Seven Things You Can Do to Prepare Your Child for 1st Grade

Summer vacation is in full swing. After a month of playing outdoors, trips with grandparents, and just hanging out, it’d be easy for my six year old to lose direction and become a slug.

But it’s important to my wife and I that our daughter maintains the skills she learned in kindergarten and has a smooth transition into first grade.

Here are seven strategies I’m putting into practice this summer to help her along. Many of these exercises are based off the common core standards, the educational initiative implemented by president Obama.

1. The shapes game

1st graders are expected to have a strong grasp of different shapes. My daughter fortunately learned these in pre-school, and has continued to demonstrate a high level of shape recognition. So I decided to apply her knowledge of shapes into the real world.

The shapes game is kind of like eye spy. I tell her I’m looking at something in the room made out of a circle, square, etc, and she guesses what it is. As she gains proficiency, I add in more complex shapes like polygons and trapezoids. To demonstrate mastery, we identify objects that are made of multiple shapes.

2. How many ways can you make a number

This game is all about keeping the child’s emerging math skills sharp. My daughter and her class learned basic addition this year, working with numbers up to 10. For instance, she knows that both 2+2 and 3+1 equals 4.

Our goal is to preserve those skills using both number sentences (x+y=z), and word problems.

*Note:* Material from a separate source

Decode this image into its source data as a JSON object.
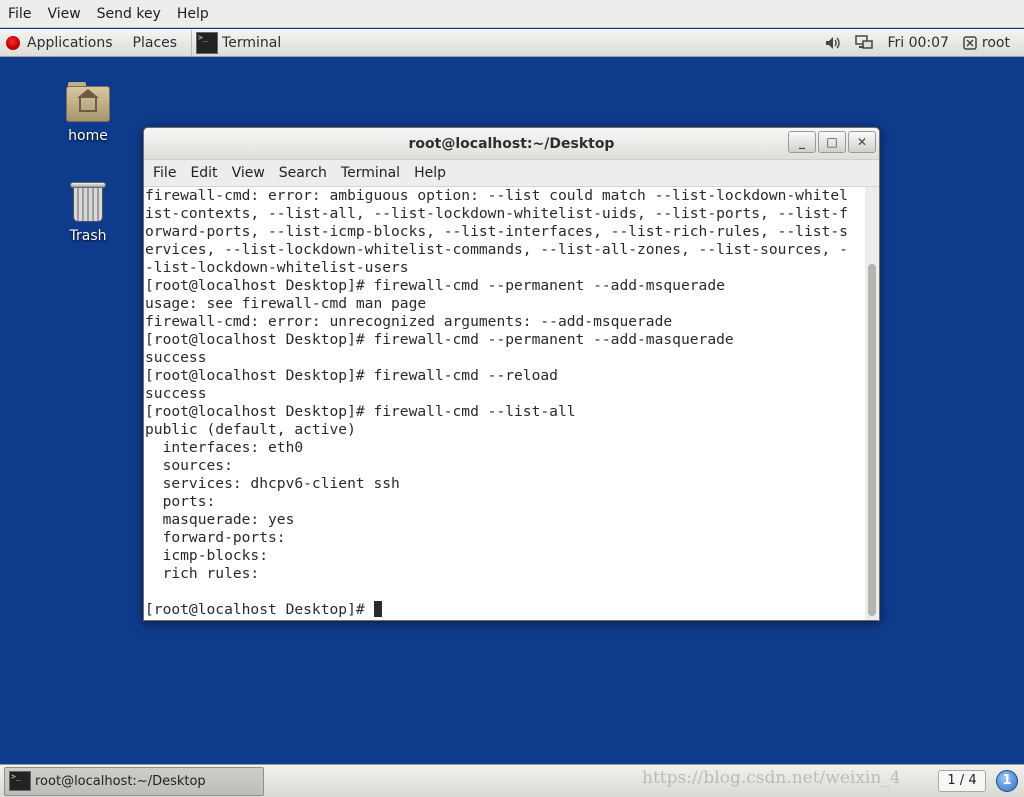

Eventually, we’ll attempt to introduce three part number sentences like x+y+z=a, for example.

3. Weekly word lists

Every week, I generate a list of 5 words. My six year old and I pronounce them, define them, and practice spelling and writing them.

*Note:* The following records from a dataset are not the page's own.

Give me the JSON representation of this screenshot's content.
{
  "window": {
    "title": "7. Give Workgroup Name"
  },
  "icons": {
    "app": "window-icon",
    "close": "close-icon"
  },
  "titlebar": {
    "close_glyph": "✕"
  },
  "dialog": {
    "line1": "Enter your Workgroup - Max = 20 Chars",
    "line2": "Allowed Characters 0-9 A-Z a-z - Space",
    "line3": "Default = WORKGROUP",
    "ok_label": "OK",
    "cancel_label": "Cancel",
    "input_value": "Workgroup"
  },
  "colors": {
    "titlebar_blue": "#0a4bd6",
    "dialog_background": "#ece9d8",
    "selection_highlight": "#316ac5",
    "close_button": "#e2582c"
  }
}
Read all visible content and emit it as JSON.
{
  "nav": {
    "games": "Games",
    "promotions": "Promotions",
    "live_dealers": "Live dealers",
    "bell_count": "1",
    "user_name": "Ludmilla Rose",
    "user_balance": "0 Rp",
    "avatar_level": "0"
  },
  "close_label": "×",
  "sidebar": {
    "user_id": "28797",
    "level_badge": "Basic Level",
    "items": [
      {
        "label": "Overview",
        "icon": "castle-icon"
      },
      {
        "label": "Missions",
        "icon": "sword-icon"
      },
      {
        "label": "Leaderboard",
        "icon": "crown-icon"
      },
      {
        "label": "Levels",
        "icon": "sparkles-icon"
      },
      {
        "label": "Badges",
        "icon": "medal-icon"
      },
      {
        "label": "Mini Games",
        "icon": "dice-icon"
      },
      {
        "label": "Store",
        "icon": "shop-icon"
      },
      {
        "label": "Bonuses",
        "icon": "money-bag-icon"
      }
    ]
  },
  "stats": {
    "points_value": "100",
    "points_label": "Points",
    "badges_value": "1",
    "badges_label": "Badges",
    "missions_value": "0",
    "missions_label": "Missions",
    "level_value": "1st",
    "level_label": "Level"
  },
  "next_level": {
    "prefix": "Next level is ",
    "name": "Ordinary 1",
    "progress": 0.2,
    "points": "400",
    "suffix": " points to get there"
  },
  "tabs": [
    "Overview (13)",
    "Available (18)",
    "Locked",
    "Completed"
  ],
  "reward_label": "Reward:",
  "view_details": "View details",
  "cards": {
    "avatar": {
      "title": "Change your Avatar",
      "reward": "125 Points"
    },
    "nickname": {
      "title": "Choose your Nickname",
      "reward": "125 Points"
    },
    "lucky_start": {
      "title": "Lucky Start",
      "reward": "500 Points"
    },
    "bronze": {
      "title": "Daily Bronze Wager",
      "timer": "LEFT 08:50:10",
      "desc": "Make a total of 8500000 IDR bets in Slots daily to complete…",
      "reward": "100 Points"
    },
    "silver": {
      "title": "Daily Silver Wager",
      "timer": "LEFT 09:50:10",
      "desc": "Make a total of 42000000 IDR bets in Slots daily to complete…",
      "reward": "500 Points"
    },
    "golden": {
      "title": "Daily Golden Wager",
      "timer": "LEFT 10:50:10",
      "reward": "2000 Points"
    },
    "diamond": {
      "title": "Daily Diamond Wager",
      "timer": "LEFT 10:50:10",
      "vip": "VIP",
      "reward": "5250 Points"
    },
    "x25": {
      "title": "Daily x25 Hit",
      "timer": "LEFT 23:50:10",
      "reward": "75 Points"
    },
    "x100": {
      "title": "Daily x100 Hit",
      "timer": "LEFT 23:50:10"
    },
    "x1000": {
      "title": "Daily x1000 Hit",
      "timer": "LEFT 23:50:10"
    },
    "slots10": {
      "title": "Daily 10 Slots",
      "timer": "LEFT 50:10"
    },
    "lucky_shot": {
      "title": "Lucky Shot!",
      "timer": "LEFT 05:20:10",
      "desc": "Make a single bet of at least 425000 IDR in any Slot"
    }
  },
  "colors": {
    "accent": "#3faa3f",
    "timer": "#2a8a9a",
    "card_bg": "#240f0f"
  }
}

This serves to maintain spelling ability and the recognition of letter sounds, expand vocabulary, and further develop writing skills.

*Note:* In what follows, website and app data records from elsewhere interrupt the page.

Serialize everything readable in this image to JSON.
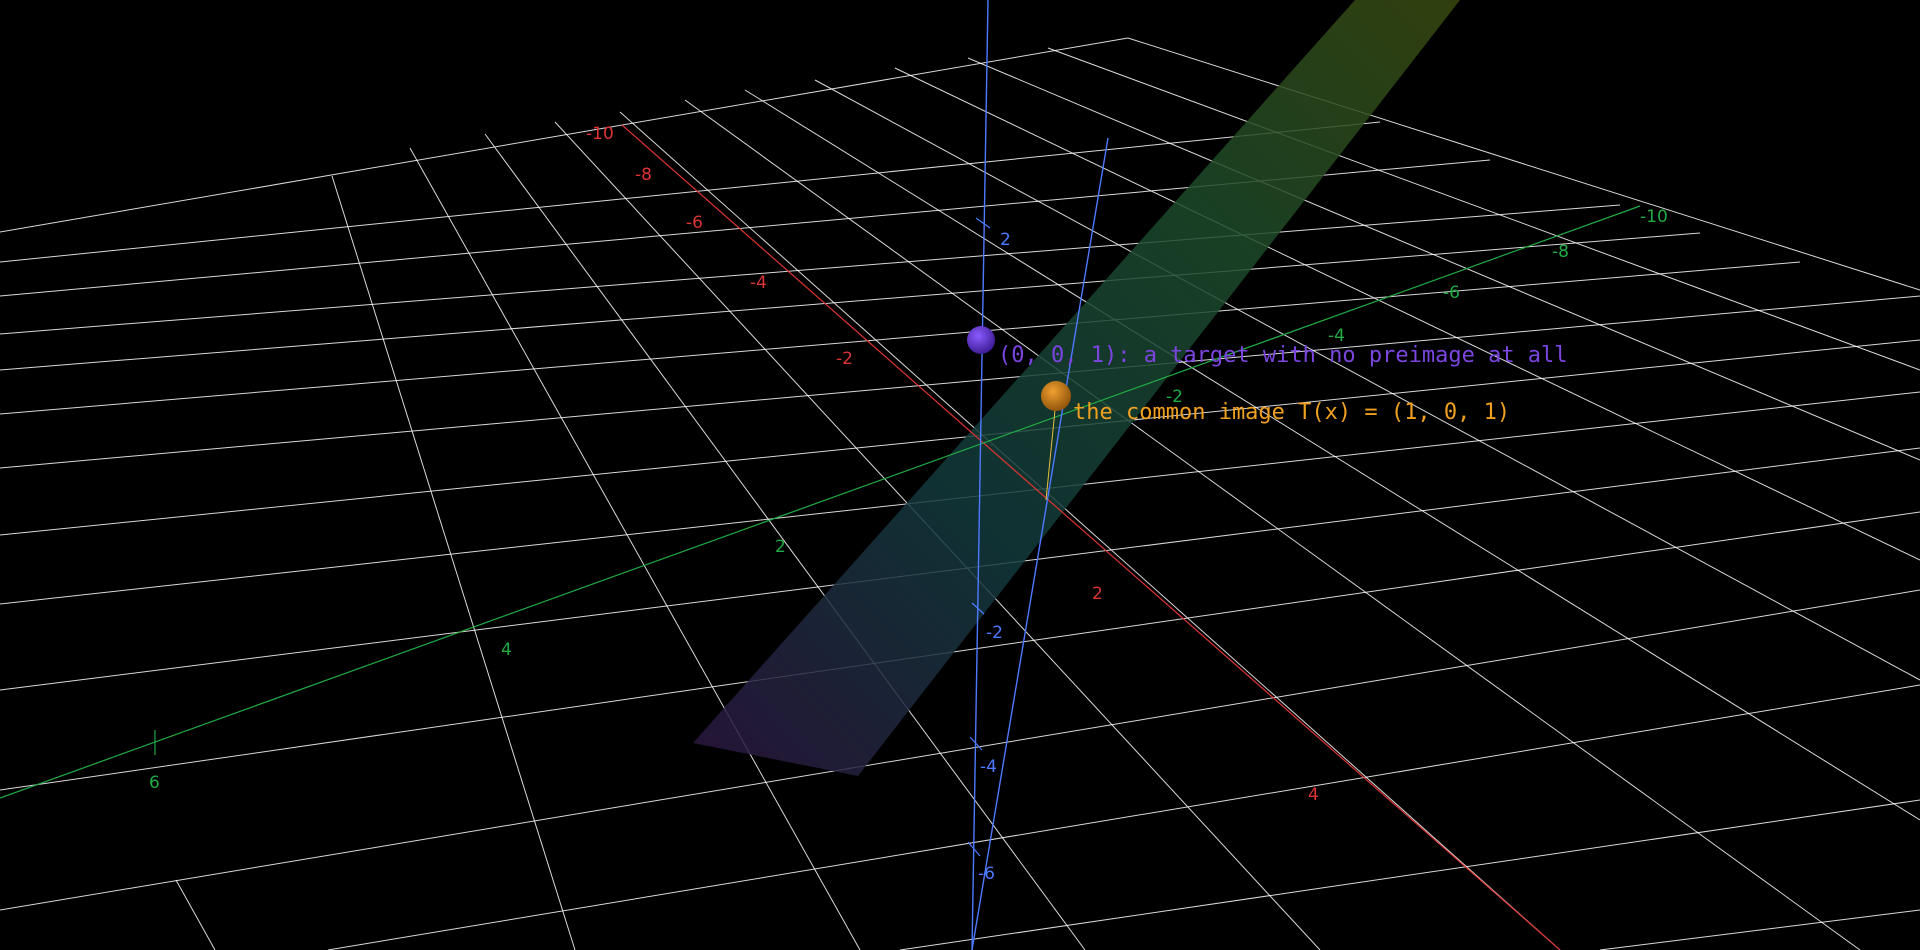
{
  "scene": {
    "background": "#000000",
    "grid_color": "#ffffff",
    "axes": {
      "x": {
        "color": "#dd3333",
        "tick_labels": [
          "-10",
          "-8",
          "-6",
          "-4",
          "-2",
          "2",
          "4"
        ]
      },
      "y": {
        "color": "#22aa44",
        "tick_labels": [
          "-10",
          "-8",
          "-6",
          "-4",
          "-2",
          "2",
          "4",
          "6"
        ]
      },
      "z": {
        "color": "#4d79ff",
        "tick_labels": [
          "2",
          "-2",
          "-4",
          "-6"
        ]
      }
    },
    "plane": {
      "description_color": "#1f5a3a",
      "edge_colors": [
        "#2e1b4a",
        "#2c4a1e"
      ]
    },
    "points": [
      {
        "coords": "(0, 0, 1)",
        "color": "#5b2bbf",
        "label": "(0, 0, 1): a target with no preimage at all",
        "label_color": "#7b45e0"
      },
      {
        "coords": "(1, 0, 1)",
        "color": "#c8780e",
        "label": "the common image T(x) = (1, 0, 1)",
        "label_color": "#f0a020"
      }
    ],
    "image_line": {
      "color": "#4d79ff"
    }
  }
}
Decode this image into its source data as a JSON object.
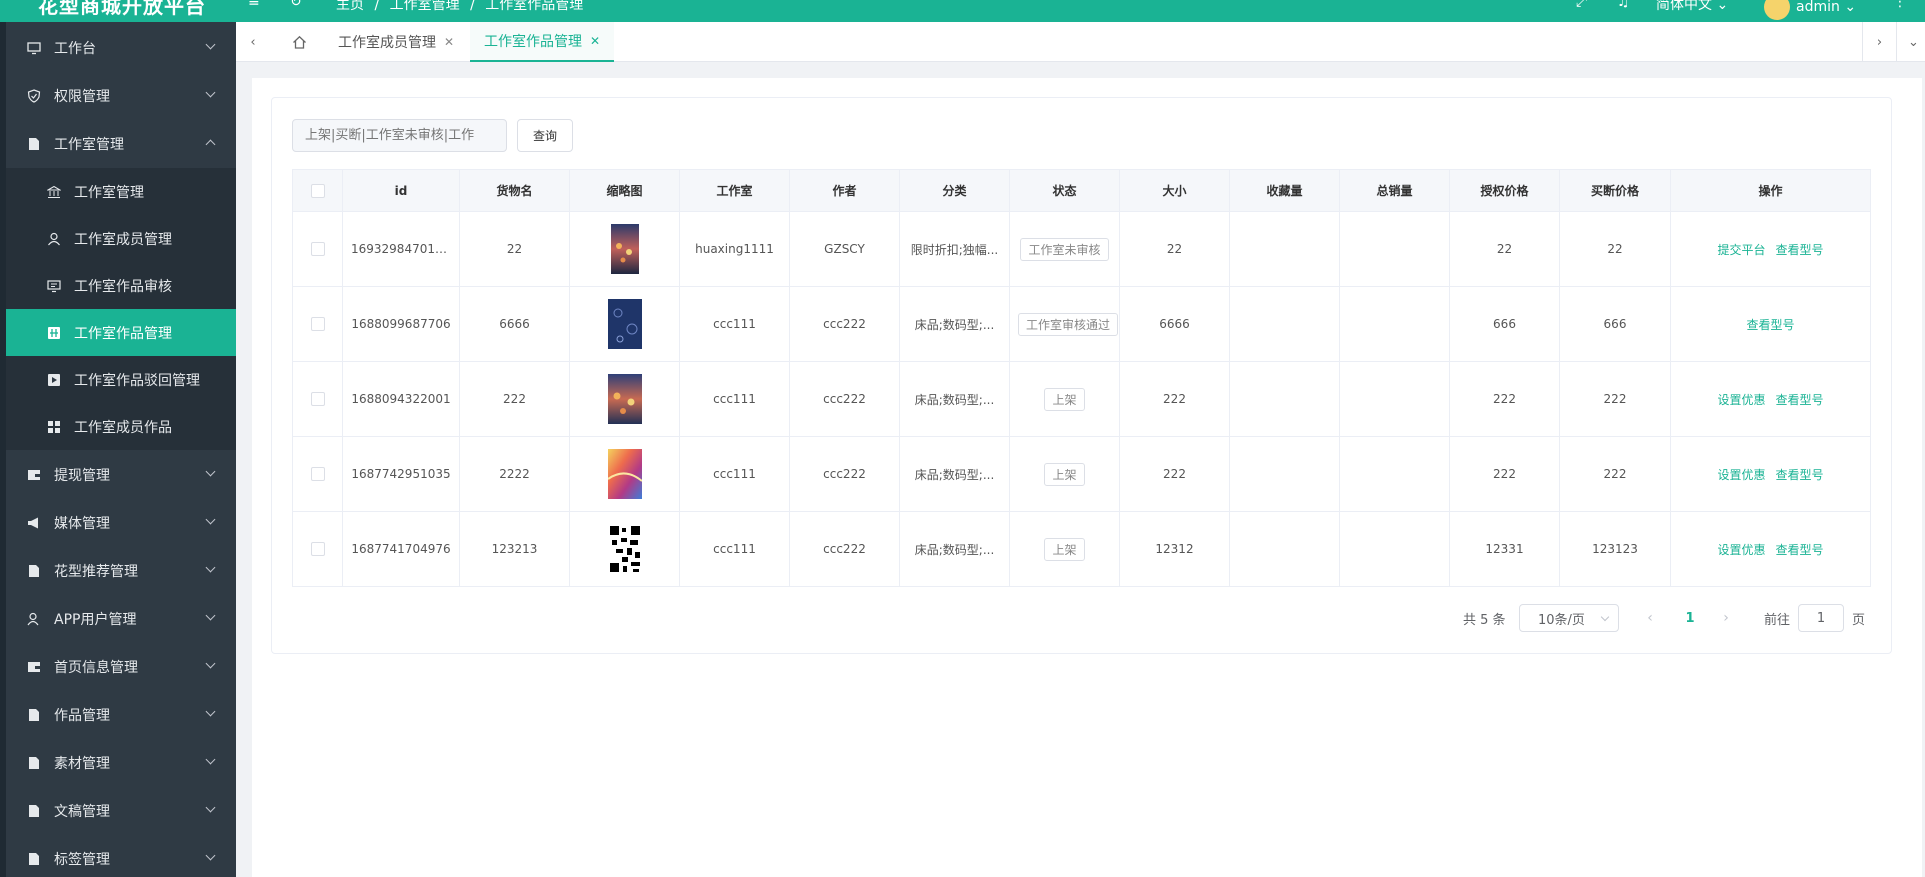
{
  "header": {
    "brand": "花型商城开放平台",
    "breadcrumb": [
      "主页",
      "/",
      "工作室管理",
      "/",
      "工作室作品管理"
    ],
    "language": "简体中文",
    "user": "admin"
  },
  "sidebar": {
    "items": [
      {
        "label": "工作台",
        "icon": "monitor-icon"
      },
      {
        "label": "权限管理",
        "icon": "shield-icon"
      },
      {
        "label": "工作室管理",
        "icon": "document-icon",
        "expanded": true
      },
      {
        "label": "提现管理",
        "icon": "wallet-icon"
      },
      {
        "label": "媒体管理",
        "icon": "megaphone-icon"
      },
      {
        "label": "花型推荐管理",
        "icon": "document-icon"
      },
      {
        "label": "APP用户管理",
        "icon": "user-icon"
      },
      {
        "label": "首页信息管理",
        "icon": "wallet-icon"
      },
      {
        "label": "作品管理",
        "icon": "document-icon"
      },
      {
        "label": "素材管理",
        "icon": "document-icon"
      },
      {
        "label": "文稿管理",
        "icon": "document-icon"
      },
      {
        "label": "标签管理",
        "icon": "document-icon"
      }
    ],
    "subitems": [
      {
        "label": "工作室管理",
        "icon": "bank-icon"
      },
      {
        "label": "工作室成员管理",
        "icon": "user-icon"
      },
      {
        "label": "工作室作品审核",
        "icon": "monitor-icon"
      },
      {
        "label": "工作室作品管理",
        "icon": "grid-icon",
        "active": true
      },
      {
        "label": "工作室作品驳回管理",
        "icon": "play-icon"
      },
      {
        "label": "工作室成员作品",
        "icon": "apps-icon"
      }
    ]
  },
  "tabs": [
    {
      "label": "工作室成员管理",
      "active": false
    },
    {
      "label": "工作室作品管理",
      "active": true
    }
  ],
  "search": {
    "placeholder": "上架|买断|工作室未审核|工作",
    "button": "查询"
  },
  "table": {
    "columns": [
      "id",
      "货物名",
      "缩略图",
      "工作室",
      "作者",
      "分类",
      "状态",
      "大小",
      "收藏量",
      "总销量",
      "授权价格",
      "买断价格",
      "操作"
    ],
    "rows": [
      {
        "id": "169329847016...",
        "name": "22",
        "thumb": "thumb-lanterns",
        "studio": "huaxing1111",
        "author": "GZSCY",
        "category": "限时折扣;独幅...",
        "status": "工作室未审核",
        "size": "22",
        "fav": "",
        "sales": "",
        "license_price": "22",
        "buyout_price": "22",
        "actions": [
          "提交平台",
          "查看型号"
        ]
      },
      {
        "id": "1688099687706",
        "name": "6666",
        "thumb": "thumb-navy-floral",
        "studio": "ccc111",
        "author": "ccc222",
        "category": "床品;数码型;...",
        "status": "工作室审核通过",
        "size": "6666",
        "fav": "",
        "sales": "",
        "license_price": "666",
        "buyout_price": "666",
        "actions": [
          "查看型号"
        ]
      },
      {
        "id": "1688094322001",
        "name": "222",
        "thumb": "thumb-lanterns",
        "studio": "ccc111",
        "author": "ccc222",
        "category": "床品;数码型;...",
        "status": "上架",
        "size": "222",
        "fav": "",
        "sales": "",
        "license_price": "222",
        "buyout_price": "222",
        "actions": [
          "设置优惠",
          "查看型号"
        ]
      },
      {
        "id": "1687742951035",
        "name": "2222",
        "thumb": "thumb-colorful",
        "studio": "ccc111",
        "author": "ccc222",
        "category": "床品;数码型;...",
        "status": "上架",
        "size": "222",
        "fav": "",
        "sales": "",
        "license_price": "222",
        "buyout_price": "222",
        "actions": [
          "设置优惠",
          "查看型号"
        ]
      },
      {
        "id": "1687741704976",
        "name": "123213",
        "thumb": "thumb-qrcode",
        "studio": "ccc111",
        "author": "ccc222",
        "category": "床品;数码型;...",
        "status": "上架",
        "size": "12312",
        "fav": "",
        "sales": "",
        "license_price": "12331",
        "buyout_price": "123123",
        "actions": [
          "设置优惠",
          "查看型号"
        ]
      }
    ]
  },
  "pagination": {
    "total": "共 5 条",
    "page_size": "10条/页",
    "current": "1",
    "goto_label": "前往",
    "goto_value": "1",
    "page_suffix": "页"
  },
  "colors": {
    "accent": "#1ab394",
    "sidebar": "#2f3a44"
  }
}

4. Drawing with labelling

I hated hand writing as a child. I remember having to drill writing exercises over and over. But the advancement of educational techniques have taught us that rote memorization only goes so far; learning occurs more thoroughly when situated within a context.

My daughter loves to draw, and the motor skills that go along with art are crucial to development. So this exercise seeks to combine the two. My daughter will draw a scene, and then label the characters and elements that she drew. Writing, creativity, and motor skills all in one game.

5. Daily reading with sight words

At this stage, reading is of the utmost importance. We have a pretty good collection at our house, and are frequent visitors at our local library. I try to read everyday, but I’m lucky: my daughter loves to read books by herself. We close our day with a book, in group story time or independent reading.

If you’re looking to maintain reading skills on the fly, challenge your child to pick out sight words on advertisements in a store, off menus, or on Street signs.

6. Physical accomplishments and motor skills

Physical accomplishment goes hand in hand with intellectual development.

Achieving mastery over motor skills, ranging from the simple act of learning to tie your shoes to learning to ride a bike, fosters self esteem and independence, traits that become increasingly necessary as the child progresses though school.

7. Independent play

It’s summer. I’m not running the house like a prison! Never forget, or underestimate the value of self-directed play. I’m not talking about letting them binge watch a season of My Little Pony on Netflix. I’m talking about play that stimulates their imagination. Let them spend an hour knee deep in Legos, or exploring the yard with a pail and shovel. It may not seem like it, but children maintain such a rich internal life, that self-directed play helps encourage academic and social development.

There are hundreds of different exercises and games that you can play with your school age children to help keep them on the right developmental trajectory. Remember that it’s not always about formal lessons, but teachable moments.